--- Records provided Enclosed Below ---

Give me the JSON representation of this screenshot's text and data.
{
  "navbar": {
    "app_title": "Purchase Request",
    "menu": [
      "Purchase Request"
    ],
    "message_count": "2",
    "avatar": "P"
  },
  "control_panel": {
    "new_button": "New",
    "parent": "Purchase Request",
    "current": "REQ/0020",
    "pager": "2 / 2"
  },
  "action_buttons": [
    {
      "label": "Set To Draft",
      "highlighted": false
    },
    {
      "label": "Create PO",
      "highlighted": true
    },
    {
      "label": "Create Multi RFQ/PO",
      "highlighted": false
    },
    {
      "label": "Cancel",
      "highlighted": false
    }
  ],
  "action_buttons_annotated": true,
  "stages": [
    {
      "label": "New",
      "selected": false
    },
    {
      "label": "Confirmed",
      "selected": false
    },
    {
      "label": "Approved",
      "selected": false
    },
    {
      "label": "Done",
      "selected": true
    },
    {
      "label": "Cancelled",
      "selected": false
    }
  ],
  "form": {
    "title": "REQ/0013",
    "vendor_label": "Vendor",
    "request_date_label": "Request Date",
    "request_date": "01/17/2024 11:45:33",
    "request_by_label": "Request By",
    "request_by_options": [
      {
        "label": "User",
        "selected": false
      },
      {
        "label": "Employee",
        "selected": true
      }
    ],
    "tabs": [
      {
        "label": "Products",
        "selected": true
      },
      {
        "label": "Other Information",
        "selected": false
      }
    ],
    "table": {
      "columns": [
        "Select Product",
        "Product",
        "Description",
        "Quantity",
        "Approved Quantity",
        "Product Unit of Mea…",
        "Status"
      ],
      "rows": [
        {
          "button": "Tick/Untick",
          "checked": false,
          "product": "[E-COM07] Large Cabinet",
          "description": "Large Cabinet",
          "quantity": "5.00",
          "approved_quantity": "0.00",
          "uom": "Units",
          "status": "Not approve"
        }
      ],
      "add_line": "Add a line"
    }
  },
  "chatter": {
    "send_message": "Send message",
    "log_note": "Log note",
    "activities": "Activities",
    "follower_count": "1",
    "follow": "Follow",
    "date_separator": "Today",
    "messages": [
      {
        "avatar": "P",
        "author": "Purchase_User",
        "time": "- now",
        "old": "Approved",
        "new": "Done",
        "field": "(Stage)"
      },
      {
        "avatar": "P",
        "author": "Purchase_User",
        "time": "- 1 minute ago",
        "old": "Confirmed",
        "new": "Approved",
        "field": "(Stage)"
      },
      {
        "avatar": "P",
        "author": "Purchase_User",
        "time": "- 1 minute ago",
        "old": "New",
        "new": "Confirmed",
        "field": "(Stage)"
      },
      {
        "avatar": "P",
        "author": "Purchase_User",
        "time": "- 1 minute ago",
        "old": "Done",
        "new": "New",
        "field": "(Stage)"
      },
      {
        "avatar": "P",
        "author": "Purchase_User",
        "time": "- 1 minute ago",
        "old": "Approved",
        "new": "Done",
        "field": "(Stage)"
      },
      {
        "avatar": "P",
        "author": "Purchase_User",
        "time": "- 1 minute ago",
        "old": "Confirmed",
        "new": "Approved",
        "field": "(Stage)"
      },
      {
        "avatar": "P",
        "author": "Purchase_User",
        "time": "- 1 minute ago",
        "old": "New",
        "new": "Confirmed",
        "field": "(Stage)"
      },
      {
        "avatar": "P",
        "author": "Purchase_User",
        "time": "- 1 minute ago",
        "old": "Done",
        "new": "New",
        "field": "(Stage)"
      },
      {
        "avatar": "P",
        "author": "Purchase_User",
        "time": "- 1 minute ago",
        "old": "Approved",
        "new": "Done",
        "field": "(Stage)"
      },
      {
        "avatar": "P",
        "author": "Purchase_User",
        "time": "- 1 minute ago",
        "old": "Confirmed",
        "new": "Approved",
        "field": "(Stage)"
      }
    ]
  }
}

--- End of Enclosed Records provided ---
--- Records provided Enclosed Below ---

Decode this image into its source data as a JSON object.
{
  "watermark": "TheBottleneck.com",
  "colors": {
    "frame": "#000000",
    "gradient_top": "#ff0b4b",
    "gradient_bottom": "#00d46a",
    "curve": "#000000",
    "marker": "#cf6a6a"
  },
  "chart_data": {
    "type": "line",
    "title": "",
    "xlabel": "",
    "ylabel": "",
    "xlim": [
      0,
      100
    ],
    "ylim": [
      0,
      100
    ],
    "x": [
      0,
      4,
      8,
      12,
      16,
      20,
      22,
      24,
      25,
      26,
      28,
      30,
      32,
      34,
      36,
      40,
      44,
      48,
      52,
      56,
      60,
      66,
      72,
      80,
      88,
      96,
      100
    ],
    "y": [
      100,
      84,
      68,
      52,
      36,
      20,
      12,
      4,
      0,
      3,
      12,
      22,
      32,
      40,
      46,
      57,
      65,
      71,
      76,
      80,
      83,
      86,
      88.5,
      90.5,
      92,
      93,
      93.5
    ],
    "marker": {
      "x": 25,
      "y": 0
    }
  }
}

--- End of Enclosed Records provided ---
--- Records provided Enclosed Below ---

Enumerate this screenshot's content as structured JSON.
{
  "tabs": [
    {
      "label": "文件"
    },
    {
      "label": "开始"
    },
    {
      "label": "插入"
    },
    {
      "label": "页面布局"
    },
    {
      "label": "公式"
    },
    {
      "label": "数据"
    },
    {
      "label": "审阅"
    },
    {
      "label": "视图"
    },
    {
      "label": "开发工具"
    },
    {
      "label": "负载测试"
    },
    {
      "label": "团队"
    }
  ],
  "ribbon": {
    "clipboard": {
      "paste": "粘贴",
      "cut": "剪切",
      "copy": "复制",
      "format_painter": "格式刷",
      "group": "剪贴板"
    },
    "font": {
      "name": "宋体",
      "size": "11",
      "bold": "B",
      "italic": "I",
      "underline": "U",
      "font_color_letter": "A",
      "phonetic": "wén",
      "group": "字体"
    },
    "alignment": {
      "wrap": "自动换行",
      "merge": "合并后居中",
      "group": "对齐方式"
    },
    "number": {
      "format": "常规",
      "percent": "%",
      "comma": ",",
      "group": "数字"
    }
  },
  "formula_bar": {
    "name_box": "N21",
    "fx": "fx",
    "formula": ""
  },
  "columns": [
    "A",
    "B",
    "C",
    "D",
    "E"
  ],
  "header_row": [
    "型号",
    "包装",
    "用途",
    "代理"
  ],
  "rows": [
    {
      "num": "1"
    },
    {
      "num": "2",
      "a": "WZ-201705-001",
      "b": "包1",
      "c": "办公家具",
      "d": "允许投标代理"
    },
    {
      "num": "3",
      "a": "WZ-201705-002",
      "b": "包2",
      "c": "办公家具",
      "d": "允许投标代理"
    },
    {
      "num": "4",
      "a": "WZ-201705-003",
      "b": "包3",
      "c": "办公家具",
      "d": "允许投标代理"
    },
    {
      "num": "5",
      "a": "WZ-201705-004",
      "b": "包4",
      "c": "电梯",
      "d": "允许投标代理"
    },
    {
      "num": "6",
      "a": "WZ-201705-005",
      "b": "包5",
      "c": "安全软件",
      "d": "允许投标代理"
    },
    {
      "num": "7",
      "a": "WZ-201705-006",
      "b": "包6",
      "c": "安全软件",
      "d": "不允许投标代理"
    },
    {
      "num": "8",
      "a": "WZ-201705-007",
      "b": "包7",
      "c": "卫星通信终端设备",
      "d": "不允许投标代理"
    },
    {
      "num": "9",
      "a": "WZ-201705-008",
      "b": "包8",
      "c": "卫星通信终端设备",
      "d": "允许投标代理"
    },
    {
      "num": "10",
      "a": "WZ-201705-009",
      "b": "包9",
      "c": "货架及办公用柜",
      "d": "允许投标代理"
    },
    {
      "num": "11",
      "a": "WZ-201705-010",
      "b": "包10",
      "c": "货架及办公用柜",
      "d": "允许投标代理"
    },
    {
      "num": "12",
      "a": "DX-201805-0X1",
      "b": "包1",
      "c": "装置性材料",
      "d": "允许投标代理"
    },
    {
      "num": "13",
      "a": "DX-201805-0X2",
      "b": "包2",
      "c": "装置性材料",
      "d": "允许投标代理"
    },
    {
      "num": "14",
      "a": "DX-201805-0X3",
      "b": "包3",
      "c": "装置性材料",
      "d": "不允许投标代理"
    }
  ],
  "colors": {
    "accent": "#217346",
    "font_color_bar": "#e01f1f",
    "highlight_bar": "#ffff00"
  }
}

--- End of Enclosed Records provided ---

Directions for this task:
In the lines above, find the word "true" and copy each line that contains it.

Answer below:
      "highlighted": true
  "action_buttons_annotated": true,
      "selected": true
        "selected": true
        "selected": true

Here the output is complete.